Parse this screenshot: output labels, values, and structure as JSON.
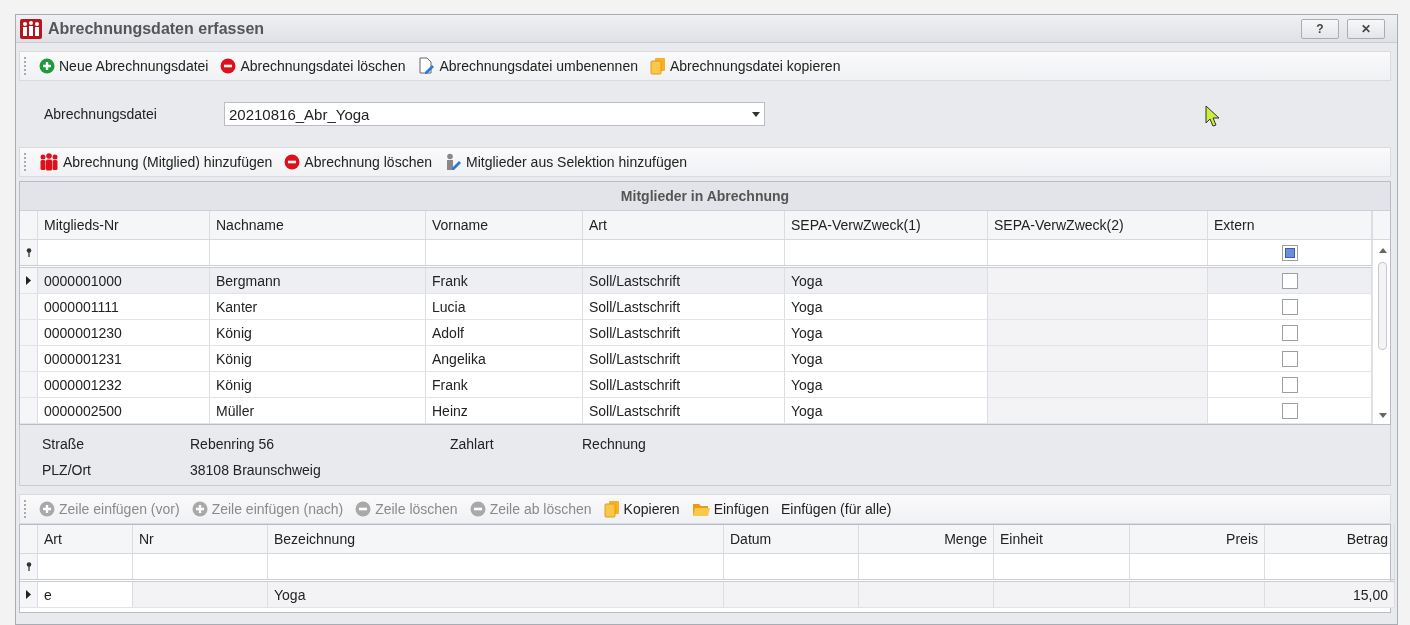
{
  "window": {
    "title": "Abrechnungsdaten erfassen",
    "buttons": [
      "?",
      "✕"
    ]
  },
  "file_toolbar": {
    "items": [
      {
        "label": "Neue Abrechnungsdatei",
        "kind": "add",
        "disabled": false
      },
      {
        "label": "Abrechnungsdatei löschen",
        "kind": "remove",
        "disabled": false
      },
      {
        "label": "Abrechnungsdatei umbenennen",
        "kind": "rename",
        "disabled": false
      },
      {
        "label": "Abrechnungsdatei kopieren",
        "kind": "copy",
        "disabled": false
      }
    ]
  },
  "file_field": {
    "label": "Abrechnungsdatei",
    "value": "20210816_Abr_Yoga"
  },
  "member_toolbar": {
    "items": [
      {
        "label": "Abrechnung (Mitglied) hinzufügen",
        "kind": "people",
        "disabled": false
      },
      {
        "label": "Abrechnung löschen",
        "kind": "remove",
        "disabled": false
      },
      {
        "label": "Mitglieder aus Selektion hinzufügen",
        "kind": "person",
        "disabled": false
      }
    ]
  },
  "members": {
    "title": "Mitglieder in Abrechnung",
    "filter_extern_indeterminate": true,
    "columns": [
      "Mitglieds-Nr",
      "Nachname",
      "Vorname",
      "Art",
      "SEPA-VerwZweck(1)",
      "SEPA-VerwZweck(2)",
      "Extern"
    ],
    "rows": [
      {
        "nr": "0000001000",
        "nachname": "Bergmann",
        "vorname": "Frank",
        "art": "Soll/Lastschrift",
        "sepa1": "Yoga",
        "extern": false,
        "selected": true
      },
      {
        "nr": "0000001111",
        "nachname": "Kanter",
        "vorname": "Lucia",
        "art": "Soll/Lastschrift",
        "sepa1": "Yoga",
        "extern": false,
        "selected": false
      },
      {
        "nr": "0000001230",
        "nachname": "König",
        "vorname": "Adolf",
        "art": "Soll/Lastschrift",
        "sepa1": "Yoga",
        "extern": false,
        "selected": false
      },
      {
        "nr": "0000001231",
        "nachname": "König",
        "vorname": "Angelika",
        "art": "Soll/Lastschrift",
        "sepa1": "Yoga",
        "extern": false,
        "selected": false
      },
      {
        "nr": "0000001232",
        "nachname": "König",
        "vorname": "Frank",
        "art": "Soll/Lastschrift",
        "sepa1": "Yoga",
        "extern": false,
        "selected": false
      },
      {
        "nr": "0000002500",
        "nachname": "Müller",
        "vorname": "Heinz",
        "art": "Soll/Lastschrift",
        "sepa1": "Yoga",
        "extern": false,
        "selected": false
      }
    ]
  },
  "details": {
    "fields": [
      {
        "label": "Straße",
        "value": "Rebenring 56"
      },
      {
        "label": "Zahlart",
        "value": "Rechnung"
      },
      {
        "label": "PLZ/Ort",
        "value": "38108 Braunschweig"
      }
    ]
  },
  "positions_toolbar": {
    "items": [
      {
        "label": "Zeile einfügen (vor)",
        "kind": "add",
        "disabled": true
      },
      {
        "label": "Zeile einfügen (nach)",
        "kind": "add",
        "disabled": true
      },
      {
        "label": "Zeile löschen",
        "kind": "remove",
        "disabled": true
      },
      {
        "label": "Zeile ab löschen",
        "kind": "remove",
        "disabled": true
      },
      {
        "label": "Kopieren",
        "kind": "copy",
        "disabled": false
      },
      {
        "label": "Einfügen",
        "kind": "folder",
        "disabled": false
      },
      {
        "label": "Einfügen (für alle)",
        "kind": "text",
        "disabled": false
      }
    ]
  },
  "positions": {
    "columns": [
      "Art",
      "Nr",
      "Bezeichnung",
      "Datum",
      "Menge",
      "Einheit",
      "Preis",
      "Betrag"
    ],
    "rows": [
      {
        "art": "e",
        "bezeichnung": "Yoga",
        "betrag": "15,00",
        "selected": true,
        "editing": true
      }
    ]
  }
}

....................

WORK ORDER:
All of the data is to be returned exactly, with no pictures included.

RESPONSE BELOW:
Parse this screenshot: output labels, values, and structure as JSON.
{
  "window": {
    "title": "Abrechnungsdaten erfassen",
    "buttons": [
      "?",
      "✕"
    ]
  },
  "file_toolbar": {
    "items": [
      {
        "label": "Neue Abrechnungsdatei",
        "kind": "add",
        "disabled": false
      },
      {
        "label": "Abrechnungsdatei löschen",
        "kind": "remove",
        "disabled": false
      },
      {
        "label": "Abrechnungsdatei umbenennen",
        "kind": "rename",
        "disabled": false
      },
      {
        "label": "Abrechnungsdatei kopieren",
        "kind": "copy",
        "disabled": false
      }
    ]
  },
  "file_field": {
    "label": "Abrechnungsdatei",
    "value": "20210816_Abr_Yoga"
  },
  "member_toolbar": {
    "items": [
      {
        "label": "Abrechnung (Mitglied) hinzufügen",
        "kind": "people",
        "disabled": false
      },
      {
        "label": "Abrechnung löschen",
        "kind": "remove",
        "disabled": false
      },
      {
        "label": "Mitglieder aus Selektion hinzufügen",
        "kind": "person",
        "disabled": false
      }
    ]
  },
  "members": {
    "title": "Mitglieder in Abrechnung",
    "filter_extern_indeterminate": true,
    "columns": [
      "Mitglieds-Nr",
      "Nachname",
      "Vorname",
      "Art",
      "SEPA-VerwZweck(1)",
      "SEPA-VerwZweck(2)",
      "Extern"
    ],
    "rows": [
      {
        "nr": "0000001000",
        "nachname": "Bergmann",
        "vorname": "Frank",
        "art": "Soll/Lastschrift",
        "sepa1": "Yoga",
        "extern": false,
        "selected": true
      },
      {
        "nr": "0000001111",
        "nachname": "Kanter",
        "vorname": "Lucia",
        "art": "Soll/Lastschrift",
        "sepa1": "Yoga",
        "extern": false,
        "selected": false
      },
      {
        "nr": "0000001230",
        "nachname": "König",
        "vorname": "Adolf",
        "art": "Soll/Lastschrift",
        "sepa1": "Yoga",
        "extern": false,
        "selected": false
      },
      {
        "nr": "0000001231",
        "nachname": "König",
        "vorname": "Angelika",
        "art": "Soll/Lastschrift",
        "sepa1": "Yoga",
        "extern": false,
        "selected": false
      },
      {
        "nr": "0000001232",
        "nachname": "König",
        "vorname": "Frank",
        "art": "Soll/Lastschrift",
        "sepa1": "Yoga",
        "extern": false,
        "selected": false
      },
      {
        "nr": "0000002500",
        "nachname": "Müller",
        "vorname": "Heinz",
        "art": "Soll/Lastschrift",
        "sepa1": "Yoga",
        "extern": false,
        "selected": false
      }
    ]
  },
  "details": {
    "fields": [
      {
        "label": "Straße",
        "value": "Rebenring 56"
      },
      {
        "label": "Zahlart",
        "value": "Rechnung"
      },
      {
        "label": "PLZ/Ort",
        "value": "38108 Braunschweig"
      }
    ]
  },
  "positions_toolbar": {
    "items": [
      {
        "label": "Zeile einfügen (vor)",
        "kind": "add",
        "disabled": true
      },
      {
        "label": "Zeile einfügen (nach)",
        "kind": "add",
        "disabled": true
      },
      {
        "label": "Zeile löschen",
        "kind": "remove",
        "disabled": true
      },
      {
        "label": "Zeile ab löschen",
        "kind": "remove",
        "disabled": true
      },
      {
        "label": "Kopieren",
        "kind": "copy",
        "disabled": false
      },
      {
        "label": "Einfügen",
        "kind": "folder",
        "disabled": false
      },
      {
        "label": "Einfügen (für alle)",
        "kind": "text",
        "disabled": false
      }
    ]
  },
  "positions": {
    "columns": [
      "Art",
      "Nr",
      "Bezeichnung",
      "Datum",
      "Menge",
      "Einheit",
      "Preis",
      "Betrag"
    ],
    "rows": [
      {
        "art": "e",
        "bezeichnung": "Yoga",
        "betrag": "15,00",
        "selected": true,
        "editing": true
      }
    ]
  }
}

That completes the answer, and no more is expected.